Just a month before at the regular season event on Cayuga, then-AOY leader Greg Hackney fished an off-limits area and had his day’s catch disqualified. He fell to fifth in the point standings, and with three events left, that mistake might have cost him his second AOY title.
Commenters thought VanDam would be similarily disqualified from the event, ending it right there at 12:26 p.m. ET and crowning Hite. But VanDam’s judge that day, Weldon, the senior B.A.S.S. tournament director, only threw out the fish VanDam caught while out of bounds. It eliminated a 1-13 bass as KVD cruised to a 20-3 total to Hite’s 13-9. Viewers to LIVE suggested there was favoritism being shown toward VanDam.
As the boats communicated at the time of the infraction, Hite stated he wanted to continue the event under protest. He was satisfied afterward when Weldon cited C1 of the 2016 Elite-Classic rules, which gives penalties for rules violations. Under (b), it states as a potential penalty:

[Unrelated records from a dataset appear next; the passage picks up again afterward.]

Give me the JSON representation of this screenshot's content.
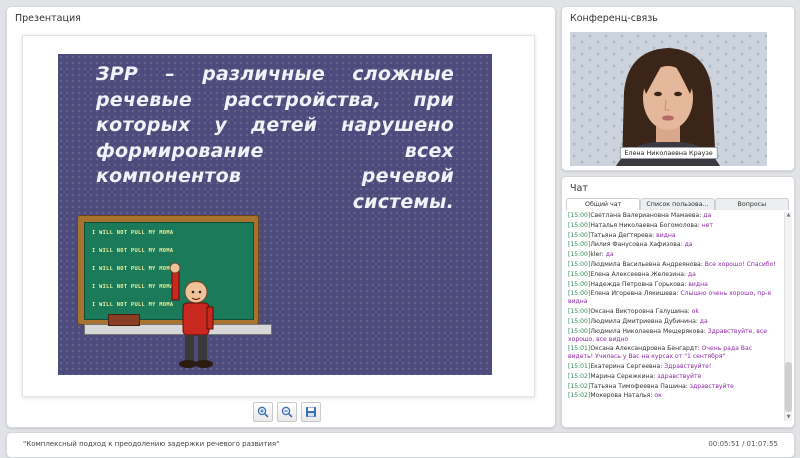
{
  "presentation": {
    "title": "Презентация",
    "slide": {
      "lines": [
        [
          "ЗРР",
          "–",
          "различные",
          "сложные"
        ],
        [
          "речевые",
          "расстройства,",
          "при"
        ],
        [
          "которых",
          "у",
          "детей",
          "нарушено"
        ],
        [
          "формирование",
          "всех"
        ],
        [
          "компонентов",
          "речевой"
        ]
      ],
      "last_line": "системы.",
      "board_lines": [
        "I WILL NOT PULL MY MOMA",
        "I WILL NOT PULL MY MOMA",
        "I WILL NOT PULL MY MOMA",
        "I WILL NOT PULL MY MOMA",
        "I WILL NOT PULL MY MOMA"
      ]
    },
    "toolbar": {
      "zoom_in": "zoom-in-icon",
      "zoom_out": "zoom-out-icon",
      "save": "save-icon"
    }
  },
  "conference": {
    "title": "Конференц-связь",
    "speaker_name": "Елена Николаевна Краузе"
  },
  "chat": {
    "title": "Чат",
    "tabs": [
      "Общий чат",
      "Список пользова...",
      "Вопросы"
    ],
    "active_tab": 0,
    "messages": [
      {
        "time": "[15:00]",
        "author": "Светлана Валериановна Мамаева:",
        "text": " да"
      },
      {
        "time": "[15:00]",
        "author": "Наталья Николаевна Богомолова:",
        "text": " нет"
      },
      {
        "time": "[15:00]",
        "author": "Татьяна Дегтярева:",
        "text": " видна"
      },
      {
        "time": "[15:00]",
        "author": "Лилия Фанусовна Хафизова:",
        "text": " да"
      },
      {
        "time": "[15:00]",
        "author": "kler:",
        "text": " да"
      },
      {
        "time": "[15:00]",
        "author": "Людмила Васильевна Андреянова:",
        "text": " Все хорошо! Спасибо!"
      },
      {
        "time": "[15:00]",
        "author": "Елена Алексеевна Железина:",
        "text": " да"
      },
      {
        "time": "[15:00]",
        "author": "Надежда Петровна Горькова:",
        "text": " видна"
      },
      {
        "time": "[15:00]",
        "author": "Елена Игоревна Лякишева:",
        "text": " Слышно очень хорошо, пр-я видна"
      },
      {
        "time": "[15:00]",
        "author": "Оксана Викторовна Галушина:",
        "text": " ok"
      },
      {
        "time": "[15:00]",
        "author": "Людмила Дмитриевна Дубинина:",
        "text": " да"
      },
      {
        "time": "[15:00]",
        "author": "Людмила Николаевна Мещерякова:",
        "text": " Здравствуйте, все хорошо, все видно"
      },
      {
        "time": "[15:01]",
        "author": "Оксана Александровна Бенгардт:",
        "text": " Очень рада Вас видеть! Училась у Вас на курсах от \"1 сентября\""
      },
      {
        "time": "[15:01]",
        "author": "Екатерина Сергеевна:",
        "text": " Здравствуйте!"
      },
      {
        "time": "[15:02]",
        "author": "Марина Сережкина:",
        "text": " здравствуйте"
      },
      {
        "time": "[15:02]",
        "author": "Татьяна Тимофеевна Пашина:",
        "text": " здравствуйте"
      },
      {
        "time": "[15:02]",
        "author": "Мокерова Наталья:",
        "text": " ок"
      }
    ]
  },
  "footer": {
    "title": "\"Комплексный подход к преодолению задержки речевого развития\"",
    "time": "00:05:51 / 01:07:55"
  },
  "colors": {
    "slide_bg": "#4d4b7c",
    "timestamp": "#2e8b57",
    "message_text": "#8e2aa9"
  }
}
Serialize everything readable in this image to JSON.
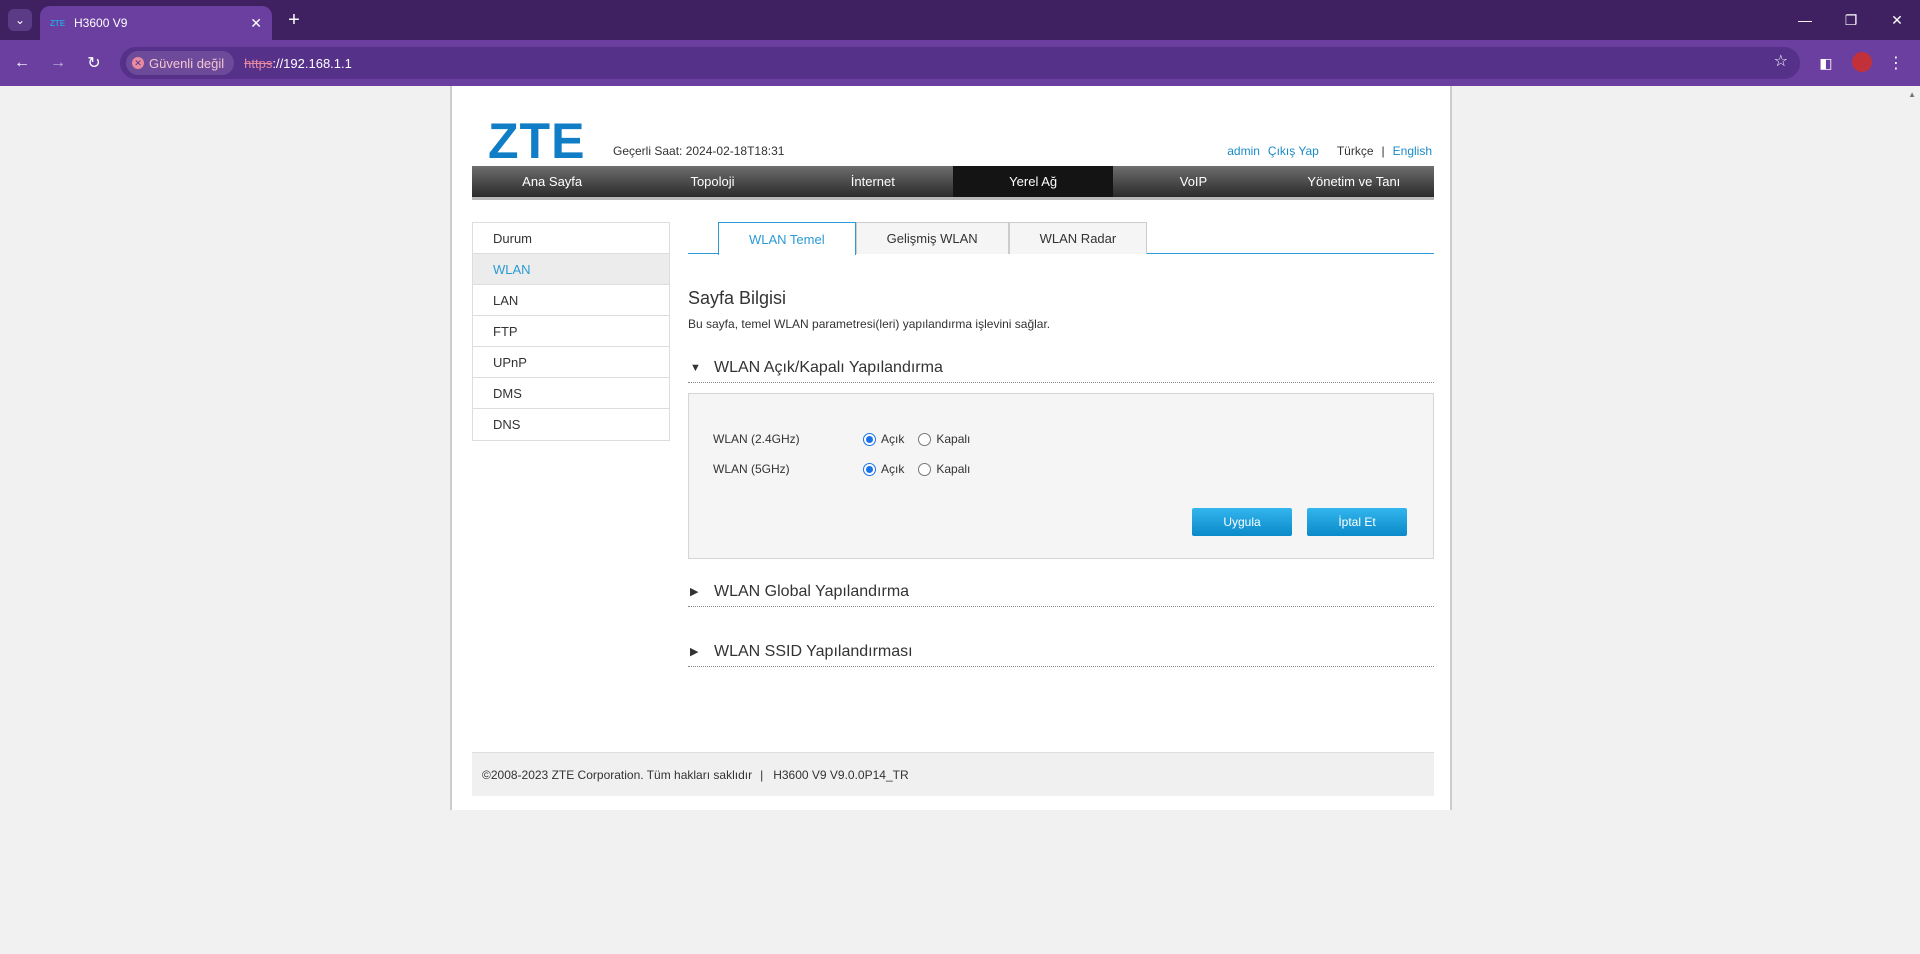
{
  "browser": {
    "tab_title": "H3600 V9",
    "tab_favicon": "ZTE",
    "security_label": "Güvenli değil",
    "url_scheme": "https",
    "url_rest": "://192.168.1.1"
  },
  "header": {
    "logo": "ZTE",
    "current_time": "Geçerli Saat: 2024-02-18T18:31",
    "user": "admin",
    "logout": "Çıkış Yap",
    "lang_current": "Türkçe",
    "lang_sep": "|",
    "lang_other": "English"
  },
  "mainnav": {
    "items": [
      "Ana Sayfa",
      "Topoloji",
      "İnternet",
      "Yerel Ağ",
      "VoIP",
      "Yönetim ve Tanı"
    ],
    "active": "Yerel Ağ"
  },
  "sidemenu": {
    "items": [
      "Durum",
      "WLAN",
      "LAN",
      "FTP",
      "UPnP",
      "DMS",
      "DNS"
    ],
    "active": "WLAN"
  },
  "subtabs": [
    "WLAN Temel",
    "Gelişmiş WLAN",
    "WLAN Radar"
  ],
  "page_info": {
    "title": "Sayfa Bilgisi",
    "desc": "Bu sayfa, temel WLAN parametresi(leri) yapılandırma işlevini sağlar."
  },
  "sections": {
    "onoff": {
      "title": "WLAN Açık/Kapalı Yapılandırma",
      "rows": [
        {
          "label": "WLAN (2.4GHz)",
          "on_label": "Açık",
          "off_label": "Kapalı",
          "value": "on"
        },
        {
          "label": "WLAN (5GHz)",
          "on_label": "Açık",
          "off_label": "Kapalı",
          "value": "on"
        }
      ],
      "apply": "Uygula",
      "cancel": "İptal Et"
    },
    "global": {
      "title": "WLAN Global Yapılandırma"
    },
    "ssid": {
      "title": "WLAN SSID Yapılandırması"
    }
  },
  "footer": {
    "copyright": "©2008-2023 ZTE Corporation. Tüm hakları saklıdır",
    "sep": "|",
    "version": "H3600 V9 V9.0.0P14_TR"
  },
  "colors": {
    "brand": "#0f7ec6",
    "accent": "#2a9bd4",
    "browser_frame": "#6a3fa0"
  }
}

Loss of one or more fish caught in potential violation of rules or regulations. All bass under question must be marked and verified by your Marshal/camera operator. If not verified the entire catch may be disqualified.
How did Hackney’s and VanDam’s infractions differ? VanDam’s was a boundary instituted by B.A.S.S. The specific fish and its weight caught while out of bounds were known and therefore easily subtracted. Hackney’s fish caught in the off limits were not known.
It was pointed out that if Hackney had realized he had fished in an out of bounds area, he could have contacted Weldon and possibly “re-started” his day at zero. But Hackney didn’t contact Weldon after it was suggested he might be in an off-limits area.
An additional difference in the two instances was that Hackney could have been issued a citation from New York game officials, based on state law not a tournament rule.
The Classic Bracket ended up crazier than a ski boat pushing a barge full of rock up the Niagara with an outhouse at the ready. (Steve Bowman photo)